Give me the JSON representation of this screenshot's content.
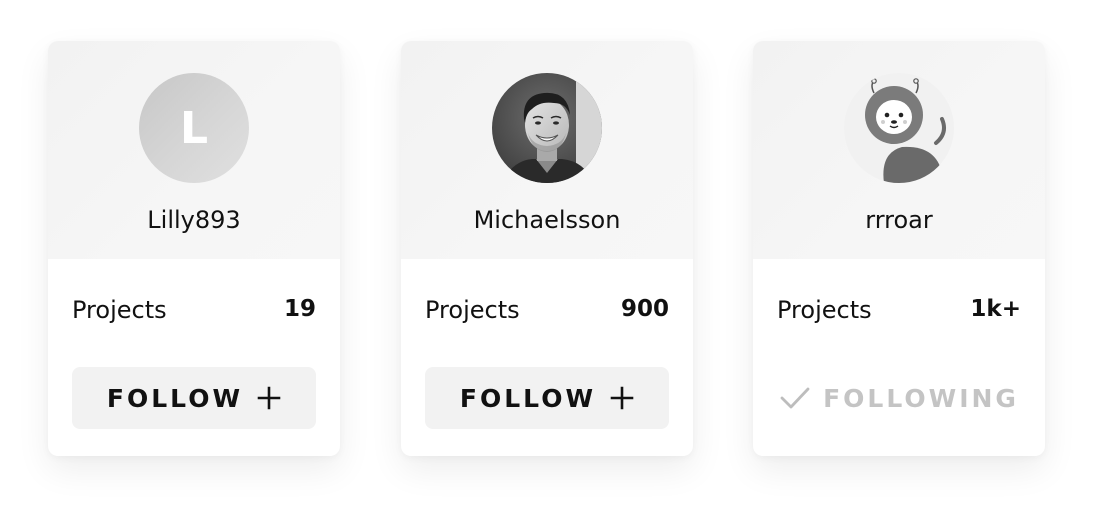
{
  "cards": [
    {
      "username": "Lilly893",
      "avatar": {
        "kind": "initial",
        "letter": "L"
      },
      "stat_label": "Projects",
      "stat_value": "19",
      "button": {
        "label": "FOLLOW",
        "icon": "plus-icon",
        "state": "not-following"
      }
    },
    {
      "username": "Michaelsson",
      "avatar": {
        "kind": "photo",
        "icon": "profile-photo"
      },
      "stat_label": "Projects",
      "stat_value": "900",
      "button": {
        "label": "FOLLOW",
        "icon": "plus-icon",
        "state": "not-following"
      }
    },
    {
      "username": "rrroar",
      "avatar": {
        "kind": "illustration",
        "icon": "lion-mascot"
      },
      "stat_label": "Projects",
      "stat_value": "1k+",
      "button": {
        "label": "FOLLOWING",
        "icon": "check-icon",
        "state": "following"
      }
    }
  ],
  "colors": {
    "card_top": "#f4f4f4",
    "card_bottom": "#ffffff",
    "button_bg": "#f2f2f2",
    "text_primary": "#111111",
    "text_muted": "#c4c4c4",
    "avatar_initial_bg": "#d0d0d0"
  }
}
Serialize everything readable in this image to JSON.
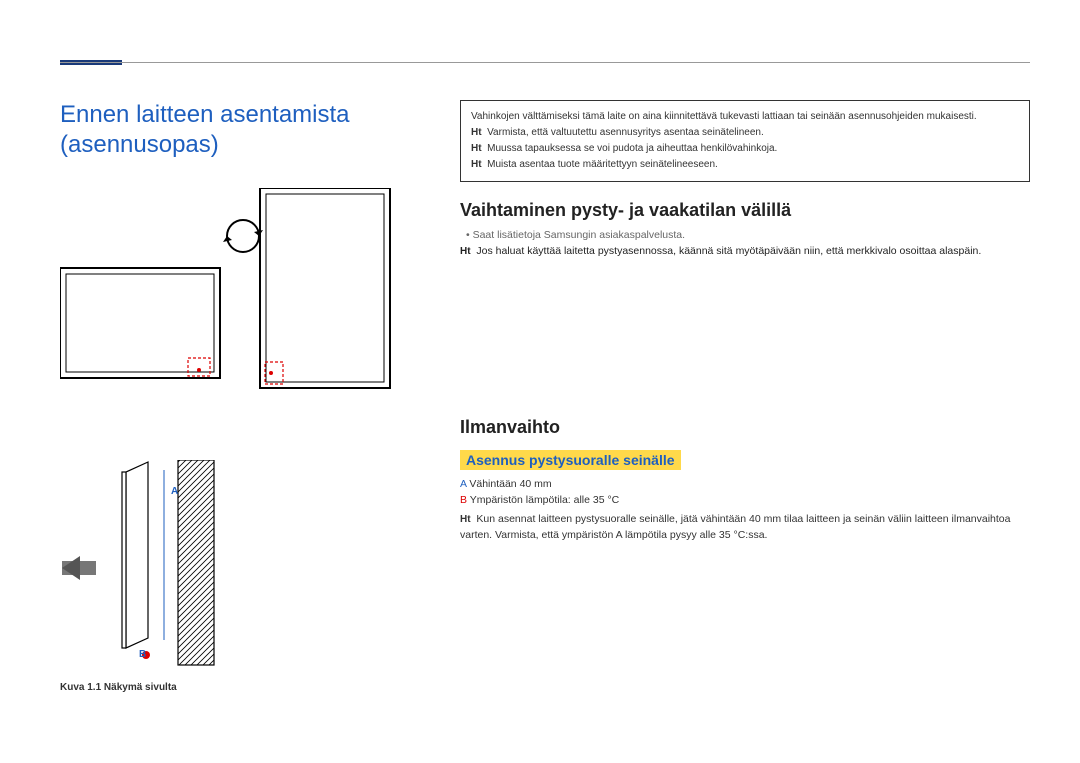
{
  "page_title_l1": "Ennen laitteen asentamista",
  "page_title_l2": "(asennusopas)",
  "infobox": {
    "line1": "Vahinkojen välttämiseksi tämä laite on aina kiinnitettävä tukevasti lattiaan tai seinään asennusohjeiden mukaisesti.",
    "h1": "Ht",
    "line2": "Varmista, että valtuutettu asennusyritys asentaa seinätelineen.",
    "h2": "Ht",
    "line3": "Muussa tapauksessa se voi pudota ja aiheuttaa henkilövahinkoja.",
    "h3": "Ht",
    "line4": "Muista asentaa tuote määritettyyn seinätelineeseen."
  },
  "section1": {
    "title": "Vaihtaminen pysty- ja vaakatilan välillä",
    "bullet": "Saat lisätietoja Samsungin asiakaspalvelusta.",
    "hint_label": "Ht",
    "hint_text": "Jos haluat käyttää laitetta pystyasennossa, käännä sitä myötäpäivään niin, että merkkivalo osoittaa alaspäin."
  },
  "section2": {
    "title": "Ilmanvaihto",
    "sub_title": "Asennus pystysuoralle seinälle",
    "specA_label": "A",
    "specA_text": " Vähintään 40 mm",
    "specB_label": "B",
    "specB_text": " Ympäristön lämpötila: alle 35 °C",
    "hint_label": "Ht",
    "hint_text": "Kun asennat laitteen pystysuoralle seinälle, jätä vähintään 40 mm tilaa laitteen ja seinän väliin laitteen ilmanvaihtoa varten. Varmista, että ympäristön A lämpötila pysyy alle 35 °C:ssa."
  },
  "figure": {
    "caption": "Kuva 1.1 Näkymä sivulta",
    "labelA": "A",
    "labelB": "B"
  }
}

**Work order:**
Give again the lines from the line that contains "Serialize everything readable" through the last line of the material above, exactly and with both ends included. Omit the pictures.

**Output of the exercise:**
Serialize everything readable in this image to JSON.
{
  "page_title_l1": "Ennen laitteen asentamista",
  "page_title_l2": "(asennusopas)",
  "infobox": {
    "line1": "Vahinkojen välttämiseksi tämä laite on aina kiinnitettävä tukevasti lattiaan tai seinään asennusohjeiden mukaisesti.",
    "h1": "Ht",
    "line2": "Varmista, että valtuutettu asennusyritys asentaa seinätelineen.",
    "h2": "Ht",
    "line3": "Muussa tapauksessa se voi pudota ja aiheuttaa henkilövahinkoja.",
    "h3": "Ht",
    "line4": "Muista asentaa tuote määritettyyn seinätelineeseen."
  },
  "section1": {
    "title": "Vaihtaminen pysty- ja vaakatilan välillä",
    "bullet": "Saat lisätietoja Samsungin asiakaspalvelusta.",
    "hint_label": "Ht",
    "hint_text": "Jos haluat käyttää laitetta pystyasennossa, käännä sitä myötäpäivään niin, että merkkivalo osoittaa alaspäin."
  },
  "section2": {
    "title": "Ilmanvaihto",
    "sub_title": "Asennus pystysuoralle seinälle",
    "specA_label": "A",
    "specA_text": " Vähintään 40 mm",
    "specB_label": "B",
    "specB_text": " Ympäristön lämpötila: alle 35 °C",
    "hint_label": "Ht",
    "hint_text": "Kun asennat laitteen pystysuoralle seinälle, jätä vähintään 40 mm tilaa laitteen ja seinän väliin laitteen ilmanvaihtoa varten. Varmista, että ympäristön A lämpötila pysyy alle 35 °C:ssa."
  },
  "figure": {
    "caption": "Kuva 1.1 Näkymä sivulta",
    "labelA": "A",
    "labelB": "B"
  }
}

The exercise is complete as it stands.